Jewish Community Library

Off the Shelf: Three new short story collections

Short-story collections: Three for the road or the nightstand - J.

In transit, on a nightstand or kept close for stolen moments of leisure, collections of short fiction provide a perennial source of pleasure. These three anthologies, which mark their authors' debuts, remind us that short can offer incredible breadth. "The Worlds We Think We Know" contains 20 short works by Dalia Rosenfeld, who was raised ...

Off the Shelf: Jewish immigrants wove stories from Harlem to Hollywood

Jewish immigrants wove stories from Harlem to Hollywood - J.

In response to the recent political environment, increased attention has been paid to the centrality of the immigrant experience to the Jewish encounter with America. As I enjoy studying history from various perspectives, I want to share three new books that explore dimensions of that experience through different lenses: a neighborhood, cartoons and a movie.

Off the Shelf: Three new novels on life in Israel

Three new novels - unusual takes on life in Israel - J.

The strength of Israel's literary scene became evident last month when two Israeli titles appeared among the 13 nominees for the 2017 Man Booker International Prize, the world's most prestigious award for literature translated into English. In tribute, I'd like to share a few new novels set in Israel.

Off the Shelf: Hebrew, Esperanto have amazing stories to tell

Hebrew, Esperanto have some amazing stories to tell

In 1957, Noam Chomsky's father, William, published " Hebrew: The Eternal Language," but in the five decades since then, we haven't had a similar effort in English to create a concise history of the Hebrew language. Until now.

Times of Israel: This turn-of-the-century Crossdressing Feminist Proves that Yiddish Theater ain’t no Drag

This turn-of-the-century crossdressing feminist proves that Yiddish theater ain't no drag

Singing satirical songs while cross-dressed in Hasidic costume, Pepi Littman was once a controversial star of the Yiddish theater.
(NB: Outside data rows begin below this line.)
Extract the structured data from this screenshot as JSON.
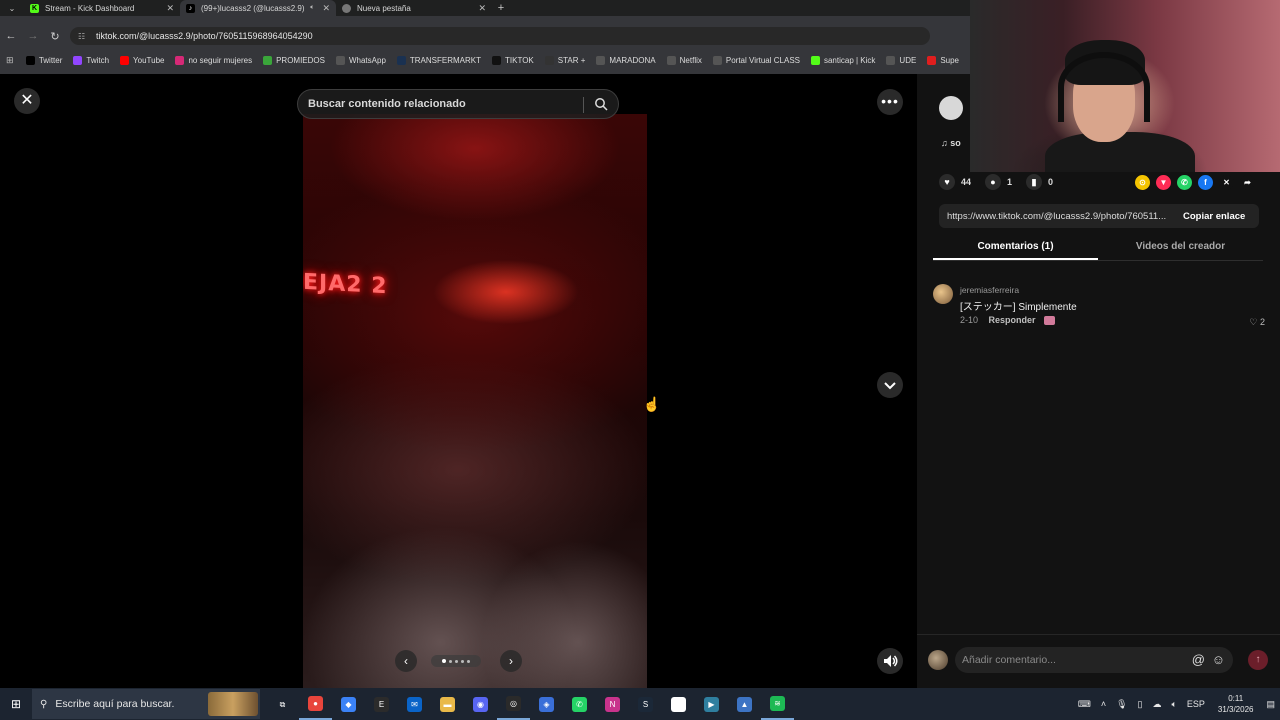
{
  "browser": {
    "tabs": [
      {
        "title": "Stream - Kick Dashboard",
        "icon": "kick-icon",
        "color": "#53fc18",
        "active": false
      },
      {
        "title": "(99+)lucasss2 (@lucasss2.9)",
        "icon": "tiktok-icon",
        "color": "#ffffff",
        "active": true
      },
      {
        "title": "Nueva pestaña",
        "icon": "chrome-icon",
        "color": "#bbbbbb",
        "active": false
      }
    ],
    "url": "tiktok.com/@lucasss2.9/photo/7605115968964054290",
    "bookmarks": [
      {
        "label": "Twitter",
        "icon": "x-icon",
        "color": "#000000"
      },
      {
        "label": "Twitch",
        "icon": "twitch-icon",
        "color": "#9146ff"
      },
      {
        "label": "YouTube",
        "icon": "youtube-icon",
        "color": "#ff0000"
      },
      {
        "label": "no seguir mujeres",
        "icon": "instagram-icon",
        "color": "#d62976"
      },
      {
        "label": "PROMIEDOS",
        "icon": "promiedos-icon",
        "color": "#3aa63a"
      },
      {
        "label": "WhatsApp",
        "icon": "globe-icon",
        "color": "#555555"
      },
      {
        "label": "TRANSFERMARKT",
        "icon": "transfermarkt-icon",
        "color": "#1a3151"
      },
      {
        "label": "TIKTOK",
        "icon": "tiktok-icon",
        "color": "#111111"
      },
      {
        "label": "STAR +",
        "icon": "star-icon",
        "color": "#333333"
      },
      {
        "label": "MARADONA",
        "icon": "globe-icon",
        "color": "#555555"
      },
      {
        "label": "Netflix",
        "icon": "globe-icon",
        "color": "#555555"
      },
      {
        "label": "Portal Virtual CLASS",
        "icon": "globe-icon",
        "color": "#555555"
      },
      {
        "label": "santicap | Kick",
        "icon": "kick-icon",
        "color": "#53fc18"
      },
      {
        "label": "UDE",
        "icon": "globe-icon",
        "color": "#555555"
      },
      {
        "label": "Supe",
        "icon": "super-icon",
        "color": "#e01e1e"
      }
    ]
  },
  "viewer": {
    "search_placeholder": "Buscar contenido relacionado",
    "neon_text": "EJA2 2",
    "carousel_dots": 5,
    "carousel_active": 1
  },
  "panel": {
    "music_label": "so",
    "likes": "44",
    "comments_count": "1",
    "saves": "0",
    "share_icons": [
      {
        "icon": "embed-icon",
        "color": "#f5c400",
        "glyph": "⊙"
      },
      {
        "icon": "send-icon",
        "color": "#fe2c55",
        "glyph": "▼"
      },
      {
        "icon": "whatsapp-icon",
        "color": "#25d366",
        "glyph": "✆"
      },
      {
        "icon": "facebook-icon",
        "color": "#1877f2",
        "glyph": "f"
      },
      {
        "icon": "x-icon",
        "color": "#121212",
        "glyph": "✕"
      },
      {
        "icon": "share-arrow-icon",
        "color": "#121212",
        "glyph": "➦"
      }
    ],
    "link_url": "https://www.tiktok.com/@lucasss2.9/photo/760511...",
    "copy_label": "Copiar enlace",
    "tab_comments": "Comentarios (1)",
    "tab_videos": "Videos del creador",
    "comment": {
      "user": "jeremiasferreira",
      "text": "[ステッカー] Simplemente",
      "date": "2-10",
      "reply": "Responder",
      "likes": "2"
    },
    "add_comment_placeholder": "Añadir comentario..."
  },
  "taskbar": {
    "search_placeholder": "Escribe aquí para buscar.",
    "apps": [
      {
        "icon": "task-view-icon",
        "color": "transparent",
        "glyph": "⧉"
      },
      {
        "icon": "chrome-icon",
        "color": "#e8453c",
        "glyph": "●",
        "open": true
      },
      {
        "icon": "copilot-icon",
        "color": "#3b82f6",
        "glyph": "◆"
      },
      {
        "icon": "epic-games-icon",
        "color": "#2b2b2b",
        "glyph": "E"
      },
      {
        "icon": "mail-icon",
        "color": "#0a64c8",
        "glyph": "✉"
      },
      {
        "icon": "file-explorer-icon",
        "color": "#e9b949",
        "glyph": "▬"
      },
      {
        "icon": "discord-icon",
        "color": "#5865f2",
        "glyph": "◉"
      },
      {
        "icon": "obs-icon",
        "color": "#2a2a2a",
        "glyph": "◎",
        "open": true
      },
      {
        "icon": "app-icon",
        "color": "#3a6fd8",
        "glyph": "◈"
      },
      {
        "icon": "whatsapp-icon",
        "color": "#25d366",
        "glyph": "✆"
      },
      {
        "icon": "onenote-icon",
        "color": "#c8338c",
        "glyph": "N"
      },
      {
        "icon": "steam-icon",
        "color": "#1b2838",
        "glyph": "S"
      },
      {
        "icon": "capcut-icon",
        "color": "#ffffff",
        "glyph": "▣"
      },
      {
        "icon": "app2-icon",
        "color": "#2f7f9f",
        "glyph": "▶"
      },
      {
        "icon": "malwarebytes-icon",
        "color": "#3d74c4",
        "glyph": "▲"
      },
      {
        "icon": "spotify-icon",
        "color": "#1db954",
        "glyph": "≋",
        "open": true
      }
    ],
    "language": "ESP",
    "time": "0:11",
    "date": "31/3/2026"
  }
}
Littman faded into obscurity after her death in 1930. Today, a young San Francisco-based Yiddish singer called Jeanette Lewicki is key to her revival.
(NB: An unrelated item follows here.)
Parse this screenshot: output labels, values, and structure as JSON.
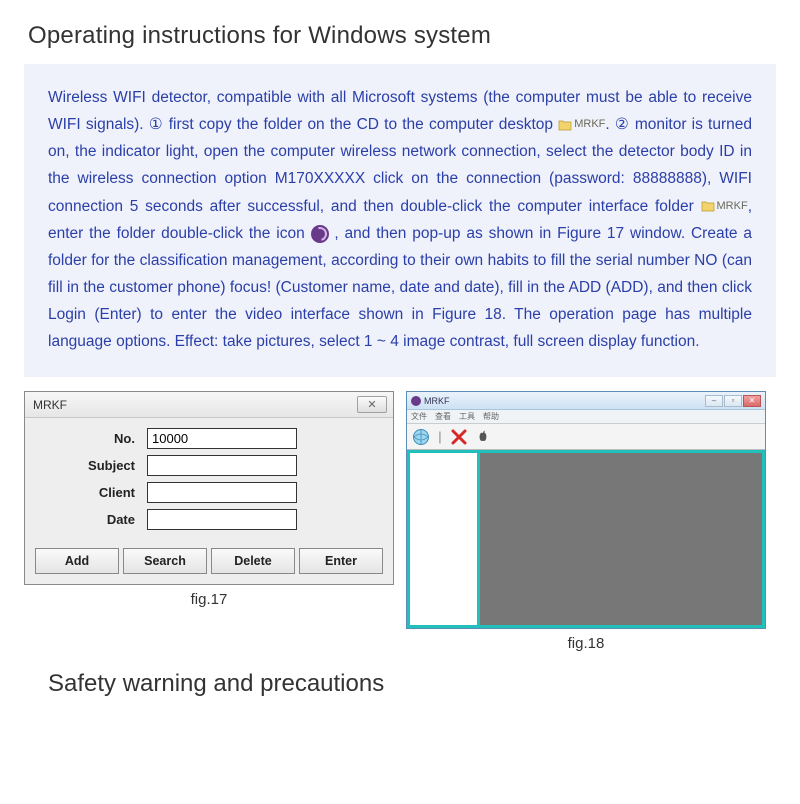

Off the Shelf: Authors Offer Differing Perspectives on the History of Israel

Authors offer differing perspectives on the history of Israel

The National Jewish Book Awards were announced last month, and the winner of the Book of the Year award was Rabbi Daniel Gordis' " Israel: A Concise History of a Nation Reborn." Gordis, who made aliyah in 1998, has gravitated from writing on Jewish thought to writing mostly about Israel.

‘Good food and moral guidance’ — The Story of a 1901 Cookbook

'Good food and moral guidance' - the story of a 1901 cookbook

Determined to teach Milwaukee's Eastern European Jews to cook American, in 1901 Lizzie Black Kander and her committee of Jewish clubwomen raised $18 to publish what was to become the most successful fundraising cookbook in U.S. history, according to author Bob Kann.

From Israel to S.F., a Palette of Vistas by ‘accidental’ Painter

From Israel to S.F., a palette of vistas by 'accidental' painter

When you ask Shalom Flash about his paintings, he laughs slightly and then corrects you. He isn't painting; he's color-reading. "It's all just spots of color," Flash says about his prolific body of work, a portion of which is currently hanging at the Jewish Community Library in San Francisco.

Local singer brings to life cross-dressing Yiddish vaudevillian

Local singer brings to life cross-dressing Yiddish vaudevillian

Pepi Litman may have been born in the 1800s, but from reading the details of her life, you wouldn't know it. A cross-dressing performer with undeniable Yiddish swagger, Litman toured Eastern Europe with her vaudeville theatre troupe, singing songs about politics, archaic religions and the death of bureaucracy.

Off the Shelf: Striking Yiddish stories rescued from oblivion

Striking stories help rescue Yiddish and Ladino from oblivion

Silent movie fans like myself tend to be haunted by the sobering knowledge that the vast majority of films made during the silent era are permanently lost and will never be seen again.